North Korea fired two ballistic missiles into the Sea of Japan on Thursday, Japan's Defense Ministry said, in the third such provocation by Pyongyang this week.
The launches, which occurred at 8:47 p.m. and 8:53 p.m., respectively, came as U.S. Vice President Kamala Harris visited South Korea, including a trip to the Demilitarized Zone on the border of the two Koreas, following her visit to Japan.
The missiles, launched from an area around the west coast of North Korea, traveled about 300 kilometers with a maximum altitude of 50 km before falling into waters off the country's east coast, according to Japanese Defense Minister Yasukazu Hamada.
Hamada told reporters that Japan lodged a protest with North Korea through a diplomatic channel in Beijing over the test-firings in defiance of U.N. Security Council resolutions, which ban Pyongyang from testing ballistic missile technology.
Earlier, Japanese government officials said the missiles appeared to have landed outside Japan's exclusive economic zone, and there were no immediate reports of damage involving aircraft or ships.
It marked the third provocation by North Korea this week, following a short-range ballistic missile launch on Sunday and two such launches on Wednesday.
Sunday's launch came after the United States and South Korea conducted joint naval exercises in the Sea of Japan for the first time in five years.
The two allies are set to hold a trilateral anti-submarine training with Japan on Friday.
The U.S. Indo-Pacific Command said it is aware of the two ballistic missile launches on Thursday, but has assessed that the event does not pose "an immediate threat" to U.S. territory or its allies.

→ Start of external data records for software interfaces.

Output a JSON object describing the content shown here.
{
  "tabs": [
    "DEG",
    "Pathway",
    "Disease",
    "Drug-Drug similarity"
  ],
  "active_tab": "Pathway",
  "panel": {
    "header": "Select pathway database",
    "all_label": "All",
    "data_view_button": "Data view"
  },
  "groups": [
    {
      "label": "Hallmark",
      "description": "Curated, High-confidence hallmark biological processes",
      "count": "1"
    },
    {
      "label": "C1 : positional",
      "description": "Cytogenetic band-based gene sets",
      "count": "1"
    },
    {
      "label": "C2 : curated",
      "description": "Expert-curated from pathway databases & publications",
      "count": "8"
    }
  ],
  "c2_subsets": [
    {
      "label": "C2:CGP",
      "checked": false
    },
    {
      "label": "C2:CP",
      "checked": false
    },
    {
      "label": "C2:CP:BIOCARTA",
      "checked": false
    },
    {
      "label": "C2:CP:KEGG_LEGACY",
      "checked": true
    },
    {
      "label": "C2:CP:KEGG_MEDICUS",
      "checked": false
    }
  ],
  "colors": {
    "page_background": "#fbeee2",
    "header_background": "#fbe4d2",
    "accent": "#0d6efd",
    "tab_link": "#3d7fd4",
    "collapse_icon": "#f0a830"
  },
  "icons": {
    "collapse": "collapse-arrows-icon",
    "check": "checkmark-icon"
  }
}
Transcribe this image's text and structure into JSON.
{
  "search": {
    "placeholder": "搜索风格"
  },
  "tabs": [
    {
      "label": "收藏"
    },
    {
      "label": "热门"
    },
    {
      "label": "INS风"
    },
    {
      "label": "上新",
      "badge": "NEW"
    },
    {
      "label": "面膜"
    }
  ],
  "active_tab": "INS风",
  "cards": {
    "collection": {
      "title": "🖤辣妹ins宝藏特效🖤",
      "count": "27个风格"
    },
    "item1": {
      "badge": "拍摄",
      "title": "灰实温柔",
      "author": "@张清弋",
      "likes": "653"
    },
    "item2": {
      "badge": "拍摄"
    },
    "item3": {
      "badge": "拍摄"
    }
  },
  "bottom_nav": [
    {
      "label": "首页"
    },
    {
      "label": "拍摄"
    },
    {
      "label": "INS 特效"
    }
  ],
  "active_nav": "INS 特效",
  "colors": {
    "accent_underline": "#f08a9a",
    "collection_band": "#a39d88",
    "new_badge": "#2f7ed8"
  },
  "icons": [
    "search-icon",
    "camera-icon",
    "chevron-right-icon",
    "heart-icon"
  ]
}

While criticizing the "destabilizing impact" of North Korea's "unlawful" programs related to weapons of mass destruction, the military reaffirmed that U.S. commitments to the defense of Japan and South Korea remain ironclad.